[TASK DETAILS] Gather every line in the records below that contains the word "hydrogen".

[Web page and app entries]

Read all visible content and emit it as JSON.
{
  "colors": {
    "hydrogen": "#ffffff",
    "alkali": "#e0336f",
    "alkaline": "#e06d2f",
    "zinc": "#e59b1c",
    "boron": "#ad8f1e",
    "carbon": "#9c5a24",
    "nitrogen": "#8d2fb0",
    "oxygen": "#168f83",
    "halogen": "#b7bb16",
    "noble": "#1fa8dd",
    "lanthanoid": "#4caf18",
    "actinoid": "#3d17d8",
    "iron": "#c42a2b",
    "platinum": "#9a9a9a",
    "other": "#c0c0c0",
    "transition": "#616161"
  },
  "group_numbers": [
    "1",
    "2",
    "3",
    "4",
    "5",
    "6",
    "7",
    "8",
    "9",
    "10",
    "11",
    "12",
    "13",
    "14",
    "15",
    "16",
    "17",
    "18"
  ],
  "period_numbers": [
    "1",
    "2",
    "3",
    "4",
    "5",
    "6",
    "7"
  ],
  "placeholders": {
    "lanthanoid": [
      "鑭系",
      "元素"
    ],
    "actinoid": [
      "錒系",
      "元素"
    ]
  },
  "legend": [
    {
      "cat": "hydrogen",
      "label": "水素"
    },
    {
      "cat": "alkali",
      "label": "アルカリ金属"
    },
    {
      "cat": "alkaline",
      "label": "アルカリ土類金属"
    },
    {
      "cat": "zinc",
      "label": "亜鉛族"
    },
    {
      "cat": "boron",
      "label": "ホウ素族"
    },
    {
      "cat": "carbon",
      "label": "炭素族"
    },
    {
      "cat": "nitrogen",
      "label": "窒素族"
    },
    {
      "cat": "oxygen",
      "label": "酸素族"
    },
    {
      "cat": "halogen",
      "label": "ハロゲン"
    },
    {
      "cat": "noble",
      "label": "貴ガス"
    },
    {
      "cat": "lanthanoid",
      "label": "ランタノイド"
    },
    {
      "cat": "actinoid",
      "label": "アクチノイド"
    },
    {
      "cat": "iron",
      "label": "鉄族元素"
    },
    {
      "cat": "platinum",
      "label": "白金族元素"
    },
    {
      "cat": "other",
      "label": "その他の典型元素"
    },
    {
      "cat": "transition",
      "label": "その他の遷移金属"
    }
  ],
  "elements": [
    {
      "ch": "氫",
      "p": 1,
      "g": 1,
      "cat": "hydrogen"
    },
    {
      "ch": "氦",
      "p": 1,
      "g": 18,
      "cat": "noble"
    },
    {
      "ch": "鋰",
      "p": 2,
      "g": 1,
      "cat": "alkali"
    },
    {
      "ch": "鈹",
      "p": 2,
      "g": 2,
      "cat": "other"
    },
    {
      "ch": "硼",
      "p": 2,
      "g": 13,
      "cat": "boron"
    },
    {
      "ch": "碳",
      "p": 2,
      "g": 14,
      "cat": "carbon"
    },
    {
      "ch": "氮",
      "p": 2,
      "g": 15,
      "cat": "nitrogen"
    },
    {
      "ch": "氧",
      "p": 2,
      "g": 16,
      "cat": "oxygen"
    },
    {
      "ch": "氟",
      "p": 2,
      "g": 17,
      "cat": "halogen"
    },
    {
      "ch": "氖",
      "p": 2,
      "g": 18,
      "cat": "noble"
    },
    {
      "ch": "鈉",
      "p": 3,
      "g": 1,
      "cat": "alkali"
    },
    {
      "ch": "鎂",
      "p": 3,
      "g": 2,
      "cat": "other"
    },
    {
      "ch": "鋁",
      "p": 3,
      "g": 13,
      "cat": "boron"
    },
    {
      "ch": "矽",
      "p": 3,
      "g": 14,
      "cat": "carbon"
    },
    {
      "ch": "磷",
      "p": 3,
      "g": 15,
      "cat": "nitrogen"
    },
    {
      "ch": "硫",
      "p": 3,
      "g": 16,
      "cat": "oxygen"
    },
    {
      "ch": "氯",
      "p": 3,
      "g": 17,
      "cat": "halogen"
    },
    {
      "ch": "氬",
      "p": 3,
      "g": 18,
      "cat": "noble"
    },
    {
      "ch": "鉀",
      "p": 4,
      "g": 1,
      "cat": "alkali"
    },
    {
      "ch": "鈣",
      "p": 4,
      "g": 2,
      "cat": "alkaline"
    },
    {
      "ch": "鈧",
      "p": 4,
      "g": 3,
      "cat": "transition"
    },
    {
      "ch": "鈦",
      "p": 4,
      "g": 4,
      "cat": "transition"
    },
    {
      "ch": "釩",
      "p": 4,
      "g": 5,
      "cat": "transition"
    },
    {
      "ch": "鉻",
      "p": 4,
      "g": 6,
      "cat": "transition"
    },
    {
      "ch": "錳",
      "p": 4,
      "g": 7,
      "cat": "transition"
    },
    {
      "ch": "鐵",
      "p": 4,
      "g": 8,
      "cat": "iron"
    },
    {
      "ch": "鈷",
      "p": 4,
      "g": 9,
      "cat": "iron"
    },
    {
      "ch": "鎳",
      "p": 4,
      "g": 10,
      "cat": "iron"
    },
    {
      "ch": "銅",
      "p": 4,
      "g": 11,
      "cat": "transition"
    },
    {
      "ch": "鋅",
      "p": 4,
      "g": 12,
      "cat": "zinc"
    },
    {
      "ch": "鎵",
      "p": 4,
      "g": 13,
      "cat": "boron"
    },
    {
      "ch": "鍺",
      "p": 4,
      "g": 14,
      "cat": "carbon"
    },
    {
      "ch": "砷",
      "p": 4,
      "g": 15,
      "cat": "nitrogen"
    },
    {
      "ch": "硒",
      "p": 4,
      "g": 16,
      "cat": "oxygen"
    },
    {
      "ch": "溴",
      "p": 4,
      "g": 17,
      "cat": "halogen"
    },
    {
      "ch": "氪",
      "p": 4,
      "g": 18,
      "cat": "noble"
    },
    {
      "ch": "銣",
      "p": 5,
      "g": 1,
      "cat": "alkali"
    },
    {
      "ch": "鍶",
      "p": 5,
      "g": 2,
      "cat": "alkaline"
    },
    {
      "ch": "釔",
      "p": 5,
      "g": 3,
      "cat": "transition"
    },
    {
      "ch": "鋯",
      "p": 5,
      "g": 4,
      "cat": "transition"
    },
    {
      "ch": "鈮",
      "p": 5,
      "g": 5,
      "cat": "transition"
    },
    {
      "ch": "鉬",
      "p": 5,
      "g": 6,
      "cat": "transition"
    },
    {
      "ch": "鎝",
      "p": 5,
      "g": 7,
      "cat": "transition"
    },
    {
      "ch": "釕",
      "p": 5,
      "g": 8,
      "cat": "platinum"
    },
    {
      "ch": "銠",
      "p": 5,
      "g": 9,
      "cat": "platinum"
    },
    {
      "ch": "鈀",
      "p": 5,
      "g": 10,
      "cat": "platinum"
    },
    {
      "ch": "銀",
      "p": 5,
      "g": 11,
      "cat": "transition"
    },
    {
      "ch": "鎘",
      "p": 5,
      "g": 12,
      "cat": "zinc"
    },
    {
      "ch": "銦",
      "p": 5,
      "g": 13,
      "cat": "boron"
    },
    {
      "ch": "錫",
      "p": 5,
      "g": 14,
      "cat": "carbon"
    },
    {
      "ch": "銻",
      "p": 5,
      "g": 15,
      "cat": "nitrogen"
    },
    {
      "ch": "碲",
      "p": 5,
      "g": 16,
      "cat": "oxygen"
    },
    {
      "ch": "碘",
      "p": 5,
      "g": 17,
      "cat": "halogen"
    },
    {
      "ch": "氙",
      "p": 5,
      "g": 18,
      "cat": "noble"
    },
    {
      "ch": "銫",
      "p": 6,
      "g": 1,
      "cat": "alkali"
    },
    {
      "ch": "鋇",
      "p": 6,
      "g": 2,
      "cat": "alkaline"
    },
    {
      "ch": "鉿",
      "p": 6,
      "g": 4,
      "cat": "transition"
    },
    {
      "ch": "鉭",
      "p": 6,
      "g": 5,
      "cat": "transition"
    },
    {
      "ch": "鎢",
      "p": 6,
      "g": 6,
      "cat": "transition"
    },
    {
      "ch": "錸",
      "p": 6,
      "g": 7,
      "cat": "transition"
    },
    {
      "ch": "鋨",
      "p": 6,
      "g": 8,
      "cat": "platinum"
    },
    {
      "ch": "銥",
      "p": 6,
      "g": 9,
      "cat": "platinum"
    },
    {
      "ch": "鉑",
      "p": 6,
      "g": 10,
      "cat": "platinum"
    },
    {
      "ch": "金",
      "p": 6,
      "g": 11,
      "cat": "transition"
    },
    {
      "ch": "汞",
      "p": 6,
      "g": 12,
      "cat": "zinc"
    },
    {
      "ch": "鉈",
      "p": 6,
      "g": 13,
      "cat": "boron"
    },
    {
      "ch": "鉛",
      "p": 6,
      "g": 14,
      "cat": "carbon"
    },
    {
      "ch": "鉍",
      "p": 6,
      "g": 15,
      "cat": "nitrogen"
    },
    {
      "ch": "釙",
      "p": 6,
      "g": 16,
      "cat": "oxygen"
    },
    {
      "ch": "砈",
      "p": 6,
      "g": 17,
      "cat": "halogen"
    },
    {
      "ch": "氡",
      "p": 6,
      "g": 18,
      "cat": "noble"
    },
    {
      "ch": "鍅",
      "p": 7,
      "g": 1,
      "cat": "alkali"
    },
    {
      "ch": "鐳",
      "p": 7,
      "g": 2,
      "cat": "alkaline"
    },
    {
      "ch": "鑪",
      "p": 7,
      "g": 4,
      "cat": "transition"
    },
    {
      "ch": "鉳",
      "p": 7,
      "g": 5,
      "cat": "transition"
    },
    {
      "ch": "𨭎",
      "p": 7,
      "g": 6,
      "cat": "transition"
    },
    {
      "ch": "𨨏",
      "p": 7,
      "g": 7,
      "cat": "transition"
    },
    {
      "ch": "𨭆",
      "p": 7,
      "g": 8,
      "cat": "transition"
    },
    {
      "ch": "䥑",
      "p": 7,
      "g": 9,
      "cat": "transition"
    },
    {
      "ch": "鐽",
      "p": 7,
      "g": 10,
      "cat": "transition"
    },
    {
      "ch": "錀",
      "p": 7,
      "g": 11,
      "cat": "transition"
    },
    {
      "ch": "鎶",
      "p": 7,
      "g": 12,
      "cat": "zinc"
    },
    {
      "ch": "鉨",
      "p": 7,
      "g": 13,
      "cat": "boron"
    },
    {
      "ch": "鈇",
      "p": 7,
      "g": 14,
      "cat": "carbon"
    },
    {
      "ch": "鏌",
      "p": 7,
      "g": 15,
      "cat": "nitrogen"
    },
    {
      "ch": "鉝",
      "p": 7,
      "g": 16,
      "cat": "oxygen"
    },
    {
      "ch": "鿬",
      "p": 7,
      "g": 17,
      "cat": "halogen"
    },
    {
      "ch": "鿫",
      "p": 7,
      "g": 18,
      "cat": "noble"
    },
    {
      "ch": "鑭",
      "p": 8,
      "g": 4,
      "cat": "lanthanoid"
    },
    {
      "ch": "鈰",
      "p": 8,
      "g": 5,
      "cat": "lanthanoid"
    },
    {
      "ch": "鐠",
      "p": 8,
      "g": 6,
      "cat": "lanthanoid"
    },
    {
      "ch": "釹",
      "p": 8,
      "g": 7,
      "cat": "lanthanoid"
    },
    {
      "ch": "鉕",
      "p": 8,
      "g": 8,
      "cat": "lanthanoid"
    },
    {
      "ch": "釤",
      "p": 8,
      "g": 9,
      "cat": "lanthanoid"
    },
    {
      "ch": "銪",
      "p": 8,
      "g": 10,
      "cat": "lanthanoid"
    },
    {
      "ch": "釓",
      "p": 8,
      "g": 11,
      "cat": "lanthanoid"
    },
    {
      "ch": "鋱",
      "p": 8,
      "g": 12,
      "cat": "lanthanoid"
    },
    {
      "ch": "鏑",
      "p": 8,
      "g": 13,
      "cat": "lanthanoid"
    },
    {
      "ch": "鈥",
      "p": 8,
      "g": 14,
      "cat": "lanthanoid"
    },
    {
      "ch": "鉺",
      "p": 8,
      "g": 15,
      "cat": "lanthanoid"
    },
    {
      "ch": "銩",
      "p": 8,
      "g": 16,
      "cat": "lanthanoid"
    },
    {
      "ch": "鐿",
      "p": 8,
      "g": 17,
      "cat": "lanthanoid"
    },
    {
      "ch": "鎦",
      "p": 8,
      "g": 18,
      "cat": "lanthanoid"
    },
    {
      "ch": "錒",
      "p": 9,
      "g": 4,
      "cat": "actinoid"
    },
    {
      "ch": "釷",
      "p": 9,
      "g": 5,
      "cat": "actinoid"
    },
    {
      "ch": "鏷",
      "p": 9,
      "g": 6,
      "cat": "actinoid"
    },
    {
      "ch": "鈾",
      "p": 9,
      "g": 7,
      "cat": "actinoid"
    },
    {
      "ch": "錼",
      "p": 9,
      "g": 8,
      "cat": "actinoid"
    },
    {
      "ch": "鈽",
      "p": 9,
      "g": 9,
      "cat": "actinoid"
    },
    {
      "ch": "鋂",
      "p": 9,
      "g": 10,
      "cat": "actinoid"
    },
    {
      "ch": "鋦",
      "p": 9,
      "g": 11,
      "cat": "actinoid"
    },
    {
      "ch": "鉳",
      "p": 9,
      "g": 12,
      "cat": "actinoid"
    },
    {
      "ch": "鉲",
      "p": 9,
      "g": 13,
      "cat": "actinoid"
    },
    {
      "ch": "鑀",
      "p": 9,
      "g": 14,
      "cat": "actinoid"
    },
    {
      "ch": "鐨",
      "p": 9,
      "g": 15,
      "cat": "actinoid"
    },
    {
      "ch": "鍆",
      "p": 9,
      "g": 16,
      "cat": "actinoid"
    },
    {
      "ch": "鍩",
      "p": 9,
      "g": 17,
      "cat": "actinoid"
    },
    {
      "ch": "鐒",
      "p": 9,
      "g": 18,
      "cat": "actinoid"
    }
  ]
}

[SOLUTION TO THE EXERCISE]
    "hydrogen": "#ffffff",
      "cat": "hydrogen",
      "cat": "hydrogen"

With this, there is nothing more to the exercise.